The Key’s Week of Folk is our series of interviews, reviews, artist spotlights, playlistings and general ephemera to get you ready for the 52nd Annual Philadelphia Folk Festival, happening now through this Sunday at Old Pool Farm in Schwenksville.
In 1971, folk/country/bluegrass singer-songwriter John Hartford released his groundbreaking Aereo-Plain album on Warner Brothers Records. For many, it become the blueprint (a very early one at that) for “newgrass.” No Depression, who says Hartford put the “American in Americana,” assembled a band of virtuoso players and acoustic music legends: Norman Blake, Vassar Clements, Tut Taylor, Randy Scruggs (son of bluegrass / country legend Earl Scruggs). The album was produced by David Bromberg. Old timey, eccentric, often tender yet equally as bizarre, Aereo-Plain was richly steeped in folk tradition. The album has some of Hartford’s most memorable songs on it including “Boogie,” “Turn The Radio On,” and “First Girl I Loved.” All this from the same musician who wrote the classic mainstream Grammy award winning pop hit “Gentle On My Mind.”
Tomorrow at the Philly Folk Festival (2:30PM at the Craft Stage), Hartford’s Aereo-Plane gets the album tribute treatment by a group of Philly’s most talented players: Phil D’Agostino, Brad Hinton, Jay Ansill and Michael Beaky. John Vettese of The Key reached out via e-mail to Phil and Brad to hear more about the project and to get their perspective on the importance of the album. Continue reading →
Autre Ne Veut headlines tonight’s Making Time event at Voyeur Nightclub. Based in Brooklyn, Autre Ne Veut is the electronic R&B / pop project of former jingle composer Arthur Ashin. Anxiety, released in February, is Ashin’s second effort under the moniker, which means “I think of none other” in French. Also performing at tonight’s party are Delorean, Jacques Greene and Doldrums. Tickets and information can be found here. Below, watch Autre Ne Veut’s video for “Counting.”Autre Ne Veut, Brad Hinton, Church of the Advocate, David Bromberg Quartet, Delorean, Divers, Doldrums, Drunken Sufis, Girl Talk, Jacques Greene, Janelle Monae, Landis Theater, Making Time, MOSS, Netherfriends, Paper Castles, Penn Spring Fling, Rasputin's Secret Police, The Fire, Todd Henkin, tyga, Voyeur
Eric Slick on drums all night
Last night, the World Cafe Live stage was full of country rock ‘n rollers all from Philly, playing tribute to legendary southern rocker himself, Levon Helm.
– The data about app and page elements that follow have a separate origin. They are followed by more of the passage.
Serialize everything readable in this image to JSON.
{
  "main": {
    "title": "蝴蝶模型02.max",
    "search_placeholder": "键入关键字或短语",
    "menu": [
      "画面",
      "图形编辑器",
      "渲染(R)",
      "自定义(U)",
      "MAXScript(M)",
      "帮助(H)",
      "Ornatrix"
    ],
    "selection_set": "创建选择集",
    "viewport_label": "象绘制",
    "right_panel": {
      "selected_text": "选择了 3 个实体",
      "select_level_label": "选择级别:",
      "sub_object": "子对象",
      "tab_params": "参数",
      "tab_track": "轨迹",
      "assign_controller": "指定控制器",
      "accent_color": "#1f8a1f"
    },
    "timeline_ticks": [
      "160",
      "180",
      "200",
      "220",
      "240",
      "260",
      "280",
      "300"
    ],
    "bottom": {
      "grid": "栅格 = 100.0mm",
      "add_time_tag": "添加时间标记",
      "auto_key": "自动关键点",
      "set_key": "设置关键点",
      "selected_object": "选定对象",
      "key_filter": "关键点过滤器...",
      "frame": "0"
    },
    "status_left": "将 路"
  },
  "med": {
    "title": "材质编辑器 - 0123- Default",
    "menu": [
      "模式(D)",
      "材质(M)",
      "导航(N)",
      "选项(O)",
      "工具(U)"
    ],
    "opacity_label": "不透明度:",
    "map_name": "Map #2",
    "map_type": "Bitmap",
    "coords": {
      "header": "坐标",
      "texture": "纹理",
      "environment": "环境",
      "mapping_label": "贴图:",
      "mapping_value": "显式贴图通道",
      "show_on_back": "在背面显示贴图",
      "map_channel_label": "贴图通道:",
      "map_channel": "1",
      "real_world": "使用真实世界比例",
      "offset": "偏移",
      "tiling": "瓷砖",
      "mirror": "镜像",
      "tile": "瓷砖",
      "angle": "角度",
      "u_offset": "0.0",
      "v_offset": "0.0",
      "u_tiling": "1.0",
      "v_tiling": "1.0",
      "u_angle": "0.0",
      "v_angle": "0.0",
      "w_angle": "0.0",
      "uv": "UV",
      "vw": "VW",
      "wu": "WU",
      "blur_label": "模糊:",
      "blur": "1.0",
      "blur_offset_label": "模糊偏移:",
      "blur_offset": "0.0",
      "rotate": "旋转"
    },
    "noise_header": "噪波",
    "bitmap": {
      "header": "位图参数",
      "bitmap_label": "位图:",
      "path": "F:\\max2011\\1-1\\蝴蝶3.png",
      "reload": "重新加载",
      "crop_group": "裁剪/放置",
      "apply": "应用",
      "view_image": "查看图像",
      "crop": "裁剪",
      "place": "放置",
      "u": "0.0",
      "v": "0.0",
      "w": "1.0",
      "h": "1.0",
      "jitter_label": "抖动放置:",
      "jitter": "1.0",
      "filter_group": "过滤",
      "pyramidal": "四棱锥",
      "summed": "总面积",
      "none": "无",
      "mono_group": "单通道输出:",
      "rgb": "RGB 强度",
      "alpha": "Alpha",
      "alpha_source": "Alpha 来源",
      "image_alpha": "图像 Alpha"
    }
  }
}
The audience was dancing up a storm and enjoying the good vibes, with two keyboards, two drum sets, and seventeen bands total, it was an evening to remember.
All photos by Rachel Barrish.
Brad Hinton, Lucy Stone, Market East
Market East have debuted a new video for the song “Elena,” from their self-titled debut album. You can download the album for free here. Market East play at the North Star Bar on Thursday, May 24th, opening with Lucy Stone and Henry Wolf for Brad Hinton. Watch the video below for “Elena,” and download Market East’s cover of The Everly Brothers’ “Bye Bye Love.” Go here for tickets and more information about the show.